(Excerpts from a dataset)
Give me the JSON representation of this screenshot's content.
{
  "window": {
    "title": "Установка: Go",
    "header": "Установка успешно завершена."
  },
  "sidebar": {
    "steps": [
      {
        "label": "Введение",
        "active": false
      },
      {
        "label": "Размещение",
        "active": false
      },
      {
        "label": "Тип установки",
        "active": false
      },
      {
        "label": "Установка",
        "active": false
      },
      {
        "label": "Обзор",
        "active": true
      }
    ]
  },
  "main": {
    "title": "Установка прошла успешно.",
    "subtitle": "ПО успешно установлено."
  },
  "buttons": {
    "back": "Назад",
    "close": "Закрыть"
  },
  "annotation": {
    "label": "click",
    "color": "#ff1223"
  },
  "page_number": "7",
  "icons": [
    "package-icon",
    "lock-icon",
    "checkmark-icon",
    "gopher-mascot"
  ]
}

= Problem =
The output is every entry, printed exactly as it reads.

= Written solution =
Give me the JSON representation of this screenshot's content.
{
  "window": {
    "title": "Установка: Go",
    "header": "Установка успешно завершена."
  },
  "sidebar": {
    "steps": [
      {
        "label": "Введение",
        "active": false
      },
      {
        "label": "Размещение",
        "active": false
      },
      {
        "label": "Тип установки",
        "active": false
      },
      {
        "label": "Установка",
        "active": false
      },
      {
        "label": "Обзор",
        "active": true
      }
    ]
  },
  "main": {
    "title": "Установка прошла успешно.",
    "subtitle": "ПО успешно установлено."
  },
  "buttons": {
    "back": "Назад",
    "close": "Закрыть"
  },
  "annotation": {
    "label": "click",
    "color": "#ff1223"
  },
  "page_number": "7",
  "icons": [
    "package-icon",
    "lock-icon",
    "checkmark-icon",
    "gopher-mascot"
  ]
}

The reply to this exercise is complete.